There aren’t income requirements per se with an FHA home loan. However, your income must be consistent (at least 24 months of consecutive employment) and you must earn enough to support a mortgage. For this reason, your mortgage payment with an FHA home loan cannot exceed 31% of your gross monthly income.
So, if your gross monthly income is $4,000, your monthly mortgage payment cannot be more than $1,240. This includes repayment of principal and interest, homeowner’s insurance, mortgage insurance and property taxes.
Keep in mind that 31% isn’t a hard or fast rule. Some lenders may allow a borrower to spend a greater percentage of their income on a monthly payment, but only when a borrower has compensating factors. These factors include an exceptionally high credit score, a large cash reserve, or a successful history of making similar house payments.
In addition to submitting a mortgage loan application, your lender will request supporting documentation to get a clear picture of your financial health. A mortgage is a long-term commitment, so it’s the responsibility of underwriters to ensure that each applicant can realistically afford a particular mortgage amount.
A list of supporting documentations for an FHA home loan might include:
- Bank statements for the past 60 days (to ensure that a borrower has enough in reserves for a down payment and/or closing costs)
- Gift letter (required if a relative will gift a borrower’s down payment and closing costs)
- Recent paycheck stubs and complete tax returns for the past two years
- Year-to-date Profit and Loss Statement (self-employed borrowers only)
- Credit report
- Divorce decree (if you’re using income from alimony or child support to pay the mortgage)
Once you have a signed purchase agreement, your mortgage lender will then prepare a Loan Estimate that provides a rough approximation of your loan terms (monthly payment, interest rate, type of mortgage, cash needed for closing, etc.)

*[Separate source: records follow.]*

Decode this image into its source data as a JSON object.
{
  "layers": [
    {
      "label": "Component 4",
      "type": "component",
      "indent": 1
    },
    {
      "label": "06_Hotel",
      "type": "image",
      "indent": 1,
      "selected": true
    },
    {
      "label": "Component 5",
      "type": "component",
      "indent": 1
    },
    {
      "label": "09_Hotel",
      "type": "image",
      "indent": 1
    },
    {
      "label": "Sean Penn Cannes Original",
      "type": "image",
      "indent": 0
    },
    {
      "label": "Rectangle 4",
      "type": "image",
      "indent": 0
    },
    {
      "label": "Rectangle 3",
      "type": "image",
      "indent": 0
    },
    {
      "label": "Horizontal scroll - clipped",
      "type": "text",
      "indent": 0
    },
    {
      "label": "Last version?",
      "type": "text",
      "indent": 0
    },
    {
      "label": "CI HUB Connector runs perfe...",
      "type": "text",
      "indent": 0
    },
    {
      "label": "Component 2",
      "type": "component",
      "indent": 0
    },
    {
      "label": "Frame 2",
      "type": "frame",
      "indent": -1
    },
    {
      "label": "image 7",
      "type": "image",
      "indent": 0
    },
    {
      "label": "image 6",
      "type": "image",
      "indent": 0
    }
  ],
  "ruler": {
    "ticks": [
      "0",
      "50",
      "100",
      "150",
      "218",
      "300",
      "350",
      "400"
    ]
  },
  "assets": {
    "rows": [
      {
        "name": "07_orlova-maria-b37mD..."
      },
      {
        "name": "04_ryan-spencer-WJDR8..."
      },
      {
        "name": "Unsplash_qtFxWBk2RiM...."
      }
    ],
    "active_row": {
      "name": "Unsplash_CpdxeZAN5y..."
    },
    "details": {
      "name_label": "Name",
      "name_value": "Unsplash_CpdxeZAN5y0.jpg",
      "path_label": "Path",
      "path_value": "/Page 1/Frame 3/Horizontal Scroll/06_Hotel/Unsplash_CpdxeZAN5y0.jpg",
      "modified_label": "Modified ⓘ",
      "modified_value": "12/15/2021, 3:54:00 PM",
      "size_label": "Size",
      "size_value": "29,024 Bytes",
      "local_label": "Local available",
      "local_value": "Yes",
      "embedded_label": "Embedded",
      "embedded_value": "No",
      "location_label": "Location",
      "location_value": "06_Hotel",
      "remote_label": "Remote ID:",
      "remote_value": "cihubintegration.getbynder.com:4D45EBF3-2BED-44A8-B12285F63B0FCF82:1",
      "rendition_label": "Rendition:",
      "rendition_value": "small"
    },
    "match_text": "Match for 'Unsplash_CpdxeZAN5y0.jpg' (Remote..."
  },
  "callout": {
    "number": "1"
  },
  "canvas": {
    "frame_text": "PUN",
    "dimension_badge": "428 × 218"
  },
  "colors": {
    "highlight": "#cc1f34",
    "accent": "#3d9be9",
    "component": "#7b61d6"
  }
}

The Federal Housing Administration doesn’t make loans, they only insure these loans. You must apply for an FHA home loan with an approved-FHA lender.

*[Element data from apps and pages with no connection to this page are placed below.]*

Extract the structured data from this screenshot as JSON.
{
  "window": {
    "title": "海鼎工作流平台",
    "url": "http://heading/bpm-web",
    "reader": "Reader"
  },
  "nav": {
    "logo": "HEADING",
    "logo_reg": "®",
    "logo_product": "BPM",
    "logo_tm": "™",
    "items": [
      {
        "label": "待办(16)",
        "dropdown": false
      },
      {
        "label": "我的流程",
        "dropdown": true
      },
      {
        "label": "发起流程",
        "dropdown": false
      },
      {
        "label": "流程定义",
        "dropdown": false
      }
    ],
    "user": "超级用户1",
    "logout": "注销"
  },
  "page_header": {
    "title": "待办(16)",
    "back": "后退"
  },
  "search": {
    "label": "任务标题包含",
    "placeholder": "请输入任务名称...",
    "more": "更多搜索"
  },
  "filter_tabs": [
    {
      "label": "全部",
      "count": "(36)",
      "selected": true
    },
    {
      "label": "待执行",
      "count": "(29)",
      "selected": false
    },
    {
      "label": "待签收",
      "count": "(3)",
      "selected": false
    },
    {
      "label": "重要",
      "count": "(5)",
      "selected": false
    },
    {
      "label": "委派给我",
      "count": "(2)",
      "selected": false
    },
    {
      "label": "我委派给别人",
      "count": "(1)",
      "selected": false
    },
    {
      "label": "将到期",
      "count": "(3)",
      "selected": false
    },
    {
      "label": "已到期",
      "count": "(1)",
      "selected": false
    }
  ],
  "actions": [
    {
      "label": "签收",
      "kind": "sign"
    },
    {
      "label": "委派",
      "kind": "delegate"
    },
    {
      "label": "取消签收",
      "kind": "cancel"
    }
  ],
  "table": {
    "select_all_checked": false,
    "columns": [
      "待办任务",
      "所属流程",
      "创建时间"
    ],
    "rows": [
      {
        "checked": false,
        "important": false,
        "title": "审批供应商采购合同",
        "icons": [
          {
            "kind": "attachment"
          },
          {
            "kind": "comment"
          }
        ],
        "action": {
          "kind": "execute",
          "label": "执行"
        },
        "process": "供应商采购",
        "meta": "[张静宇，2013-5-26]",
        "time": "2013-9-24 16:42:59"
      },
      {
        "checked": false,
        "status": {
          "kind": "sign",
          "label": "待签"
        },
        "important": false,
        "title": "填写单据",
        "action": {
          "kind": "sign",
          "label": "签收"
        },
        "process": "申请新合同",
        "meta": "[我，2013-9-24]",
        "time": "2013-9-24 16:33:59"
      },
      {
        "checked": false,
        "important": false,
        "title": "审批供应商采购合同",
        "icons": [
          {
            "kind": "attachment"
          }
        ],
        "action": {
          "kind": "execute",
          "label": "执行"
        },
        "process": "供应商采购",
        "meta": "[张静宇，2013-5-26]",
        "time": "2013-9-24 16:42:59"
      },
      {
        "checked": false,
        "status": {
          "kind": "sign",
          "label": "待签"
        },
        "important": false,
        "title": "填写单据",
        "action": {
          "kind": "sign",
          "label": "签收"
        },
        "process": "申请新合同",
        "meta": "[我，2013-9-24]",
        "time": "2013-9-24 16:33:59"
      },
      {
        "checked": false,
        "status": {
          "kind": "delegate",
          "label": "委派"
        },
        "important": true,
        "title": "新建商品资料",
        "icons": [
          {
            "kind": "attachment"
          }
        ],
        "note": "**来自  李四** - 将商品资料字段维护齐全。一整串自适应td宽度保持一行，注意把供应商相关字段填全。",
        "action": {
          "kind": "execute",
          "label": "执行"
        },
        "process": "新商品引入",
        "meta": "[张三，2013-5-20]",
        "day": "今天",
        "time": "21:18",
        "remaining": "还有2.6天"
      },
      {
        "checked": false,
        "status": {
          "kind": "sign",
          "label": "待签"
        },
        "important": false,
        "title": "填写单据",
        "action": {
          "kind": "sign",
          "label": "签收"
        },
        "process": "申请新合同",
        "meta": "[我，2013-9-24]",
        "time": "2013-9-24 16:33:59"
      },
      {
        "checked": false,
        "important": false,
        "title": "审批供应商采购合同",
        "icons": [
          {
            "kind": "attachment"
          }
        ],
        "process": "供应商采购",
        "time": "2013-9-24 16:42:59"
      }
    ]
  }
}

The good news is that many reputable banks and mortgage companies offer these types of loans. For example:
First, contact your personal bank to see if they offer FHA loans. If so, request a free mortgage quote. Because you’re an existing customer, your bank might offer a desirable mortgage rate and terms. Even so, make sure you also request free quotes from at least two or three other lenders. Comparison shopping is important to get the best mortgage rate.
Once you select a bank and the lender approves your application, you’ll receive a mortgage pre-approval letter that states the maximum you can spend on a home purchase.

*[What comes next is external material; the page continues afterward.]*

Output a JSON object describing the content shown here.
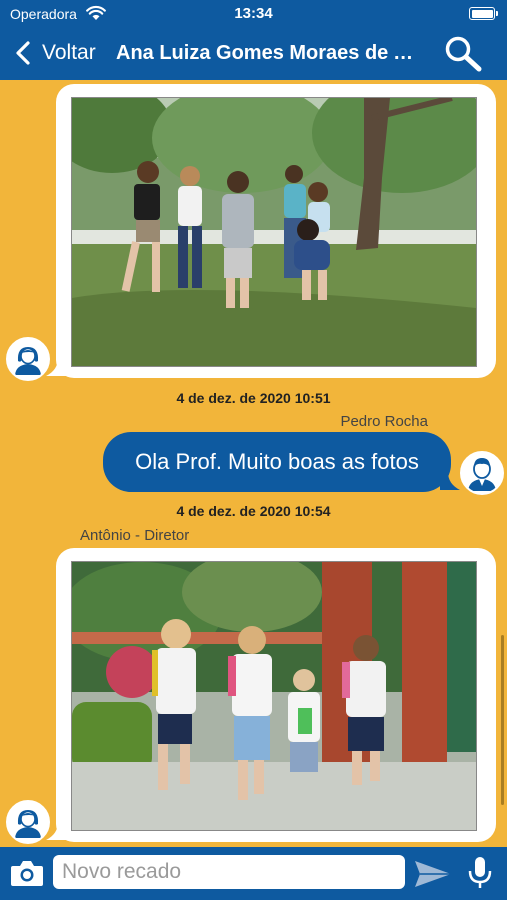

As you shop for a home, use an online FHA loan calculator to estimate monthly payments based on a certain price. This is a handy tool because it can prevent bidding on a house that will stretch your budget too thin.
Let’s say you’re eyeing two properties, and one property is listed for $125,000 and the other property is listed for $150,000. A mortgage calculator can estimate the monthly payment for both properties so you know what to expect before submitting a purchase offer.
Keep in mind that some mortgage calculators don’t take into account mortgage insurance, property taxes and homeowner’s insurance, and they only provide estimations for repayment of principal and interest. Therefore, seek out a detailed online calculator that also determines the monthly impact of insurances and taxes.
An FHA home loan is an excellent product whether you’re a first-time buyer or a repeat buyer. Between its low down payment requirement and flexible credit guidelines, this loan can make it easier to realize the dream of homeownership when you can’t qualify for other types of loans.